**Task to carry out:** Filter the records, keeping every line that has the string "title".

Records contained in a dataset

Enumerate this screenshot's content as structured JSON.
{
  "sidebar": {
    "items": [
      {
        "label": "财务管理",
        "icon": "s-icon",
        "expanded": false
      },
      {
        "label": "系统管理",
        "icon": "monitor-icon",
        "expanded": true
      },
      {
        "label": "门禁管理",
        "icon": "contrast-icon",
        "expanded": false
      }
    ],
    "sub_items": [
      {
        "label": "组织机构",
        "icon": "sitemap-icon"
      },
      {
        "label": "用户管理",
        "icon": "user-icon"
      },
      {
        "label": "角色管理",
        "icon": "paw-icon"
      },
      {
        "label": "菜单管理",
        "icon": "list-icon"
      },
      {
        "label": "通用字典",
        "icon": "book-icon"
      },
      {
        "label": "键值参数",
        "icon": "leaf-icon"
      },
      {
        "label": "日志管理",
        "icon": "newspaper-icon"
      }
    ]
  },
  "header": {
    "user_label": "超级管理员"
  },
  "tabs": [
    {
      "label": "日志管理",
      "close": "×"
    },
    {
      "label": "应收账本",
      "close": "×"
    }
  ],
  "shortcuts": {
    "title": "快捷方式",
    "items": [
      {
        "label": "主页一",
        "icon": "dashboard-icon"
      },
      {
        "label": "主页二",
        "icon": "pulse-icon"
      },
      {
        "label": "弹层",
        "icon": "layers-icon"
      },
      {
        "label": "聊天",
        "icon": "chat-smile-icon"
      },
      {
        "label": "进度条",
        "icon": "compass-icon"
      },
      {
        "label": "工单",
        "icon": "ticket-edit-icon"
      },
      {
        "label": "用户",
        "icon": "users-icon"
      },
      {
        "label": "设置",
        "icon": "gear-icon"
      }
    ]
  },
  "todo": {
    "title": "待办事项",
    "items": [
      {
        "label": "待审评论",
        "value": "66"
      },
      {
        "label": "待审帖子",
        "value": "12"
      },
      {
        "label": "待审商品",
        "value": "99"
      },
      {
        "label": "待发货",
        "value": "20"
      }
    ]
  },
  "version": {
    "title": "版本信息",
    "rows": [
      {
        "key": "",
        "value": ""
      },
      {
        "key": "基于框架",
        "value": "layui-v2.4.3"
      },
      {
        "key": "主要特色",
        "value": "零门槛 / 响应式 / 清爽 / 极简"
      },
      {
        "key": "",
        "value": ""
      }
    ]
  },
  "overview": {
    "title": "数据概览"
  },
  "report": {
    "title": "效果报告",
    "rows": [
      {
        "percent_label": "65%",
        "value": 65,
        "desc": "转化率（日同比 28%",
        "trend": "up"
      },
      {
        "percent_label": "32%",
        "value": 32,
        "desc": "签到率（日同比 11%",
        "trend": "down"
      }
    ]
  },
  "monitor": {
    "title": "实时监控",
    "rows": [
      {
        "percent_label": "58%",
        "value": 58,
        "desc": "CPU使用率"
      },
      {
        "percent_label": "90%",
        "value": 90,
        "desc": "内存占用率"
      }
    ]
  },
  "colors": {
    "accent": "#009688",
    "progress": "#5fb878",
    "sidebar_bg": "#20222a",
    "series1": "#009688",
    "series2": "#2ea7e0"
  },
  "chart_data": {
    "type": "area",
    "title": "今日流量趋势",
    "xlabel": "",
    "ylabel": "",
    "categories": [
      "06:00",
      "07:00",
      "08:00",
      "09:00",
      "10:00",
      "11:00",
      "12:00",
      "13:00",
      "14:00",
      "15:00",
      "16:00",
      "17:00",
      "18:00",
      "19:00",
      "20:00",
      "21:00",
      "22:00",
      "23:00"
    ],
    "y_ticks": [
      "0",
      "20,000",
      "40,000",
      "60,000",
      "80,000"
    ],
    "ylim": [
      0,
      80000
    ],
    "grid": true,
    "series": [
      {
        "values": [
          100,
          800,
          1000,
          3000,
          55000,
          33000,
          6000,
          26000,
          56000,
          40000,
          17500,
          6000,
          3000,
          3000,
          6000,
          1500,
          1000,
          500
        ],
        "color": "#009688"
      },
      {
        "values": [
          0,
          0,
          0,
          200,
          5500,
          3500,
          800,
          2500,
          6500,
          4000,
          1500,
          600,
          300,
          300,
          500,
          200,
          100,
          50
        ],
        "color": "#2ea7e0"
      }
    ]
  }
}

**Response area:**
    "title": "快捷方式",
    "title": "待办事项",
    "title": "版本信息",
    "title": "数据概览"
    "title": "效果报告",
    "title": "实时监控",
    "title": "今日流量趋势",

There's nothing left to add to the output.